- One or both parties have an inheritance
- One party will leave the workforce and be a stay-at-home parent during the marriage
Divide and Conquer
In a divorce, assets to divide can range from physical money to real estate property, personal property, and retirement accounts.
Anything owned by one partner before the marriage is called non-marital property, and it’s usually not equitably distributed in a divorce. Marital property is anything acquired during the relationship and is eligible to be fairly distributed, whether according to a prenup or a post-divorce (or annulment) decision. To divide property equitably, you may need to have your home appraised, take stock of your financial accounts, and retain individual divorce lawyers.
How property is divided is affected by a few factors:
- The length of the relationship
- Age of each party
- Health of each party
- Current employment status
- All sources of income
In the event you own houses or businesses together, equitable division may involve one party buying out the other’s share. It’s important to get an accurate valuation of not just the business itself, but the property that houses it.
WHO DETERMINES VALUE?
If you don’t have a prenup that has predetermined who receives what in a divorce or death, an appraiser can assist you.
Items in your household and relationship can be evaluated by an appraiser you both agree on. Here are some practical steps for splitting everything from silverware to gardening tools.
- List any item of value in the home
- Group items as sets if applicable
- Have the value of items appraised
- Take turns picking items from the list until each party has half of the total value (as ascertained by the appraiser)
You can save money by not hiring an appraiser and instead assign value to items yourselves. This will only work if you can agree on monetary value and sentimental value for the items in question. However, dividing up physical items into piles of equal value, and then flipping a coin to see who gets what may work for some couples.

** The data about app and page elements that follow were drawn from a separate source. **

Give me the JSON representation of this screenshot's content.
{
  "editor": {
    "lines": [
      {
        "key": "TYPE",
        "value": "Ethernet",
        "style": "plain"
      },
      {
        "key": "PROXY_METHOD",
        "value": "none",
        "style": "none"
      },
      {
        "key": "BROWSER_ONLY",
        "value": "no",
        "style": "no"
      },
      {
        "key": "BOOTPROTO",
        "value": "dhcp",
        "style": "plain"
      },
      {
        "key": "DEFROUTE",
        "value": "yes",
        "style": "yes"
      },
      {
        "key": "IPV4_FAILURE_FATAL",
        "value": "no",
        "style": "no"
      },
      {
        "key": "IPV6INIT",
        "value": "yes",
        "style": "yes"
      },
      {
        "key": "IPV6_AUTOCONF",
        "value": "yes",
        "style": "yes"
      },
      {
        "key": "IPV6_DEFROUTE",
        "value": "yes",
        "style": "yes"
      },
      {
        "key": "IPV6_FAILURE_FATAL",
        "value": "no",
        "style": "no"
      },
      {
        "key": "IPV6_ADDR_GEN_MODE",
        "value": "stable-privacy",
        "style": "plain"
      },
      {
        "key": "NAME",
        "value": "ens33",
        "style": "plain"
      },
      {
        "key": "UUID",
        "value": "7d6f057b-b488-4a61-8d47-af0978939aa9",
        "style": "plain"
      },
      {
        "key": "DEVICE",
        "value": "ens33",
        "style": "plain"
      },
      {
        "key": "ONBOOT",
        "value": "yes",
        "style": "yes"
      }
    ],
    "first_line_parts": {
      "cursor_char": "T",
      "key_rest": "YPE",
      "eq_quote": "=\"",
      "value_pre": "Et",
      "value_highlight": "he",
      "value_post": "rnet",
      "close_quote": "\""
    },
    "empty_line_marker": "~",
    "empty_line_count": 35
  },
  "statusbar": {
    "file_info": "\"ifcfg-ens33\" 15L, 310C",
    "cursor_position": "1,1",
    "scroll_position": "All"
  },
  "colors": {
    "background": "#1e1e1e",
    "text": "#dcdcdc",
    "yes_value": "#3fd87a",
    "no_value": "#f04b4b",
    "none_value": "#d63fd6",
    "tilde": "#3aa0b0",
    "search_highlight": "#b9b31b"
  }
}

Family law practice Rulon T. Burton & Associates has some additional tips for the division of assets during a divorce, which you can find HERE.
If you’ve made any improvements to your property such as remodeling a bathroom, adding square footage, or upgrading the landscaping, factor in all those values when equitably dividing assets.
Sometimes it’s best to vacate the family home after a divorce. You can sell it and split the proceeds, or turn the home into a rental. If one party buys out the other for the property, they can keep the rental income for themselves vs splitting it equitably.
Speaking of rentals, should you consider renting a property after your divorce, or purchasing a new home? It will depend entirely on your financial situation, as well as whether you need to stay geographically close to your ex, or your children’s school. If you’re wondering if now is a good time to rent, Rhino Property Management based in Utah, has some insight into the current rental market HERE.
WHAT TO DO WITH RETIREMENT AND PENSION PLANS
Usually, retirement and pension plans are split equitably between divorcing parties. This may be the actual division of the plan benefits, or it may be that one spouse gets plan benefits while the other gets something comparable in value. However, if each person has their own plans based on their employment, each is entitled to the benefits from their respective individual plans.
WHAT TO DO WITH CHILDREN’S BELONGINGS
Since some items belong to your children, they should stay with the parent who has primary custody. Things like bedroom furniture, bikes, and favorite toys, should be readily available to the children in the home where they spend the majority of their time.
When children’s belongings are left with one parent, usually law dictates that the other parent cannot charge for compensation related to the value of those items. For example, if Parent A is going to keep furnishing in their home for the kids because they’re the primary custodial parent, Parent B cannot request money from Parent A in the divorce to purchase new furnishings for their home.
As you can see, there are myriad factors that can affect how assets are divided in a divorce. Although it’s another expense to shoulder, seeking legal counsel and mediation can be one of the best ways to ensure property is divided fairly, and everyone walks away satisfied.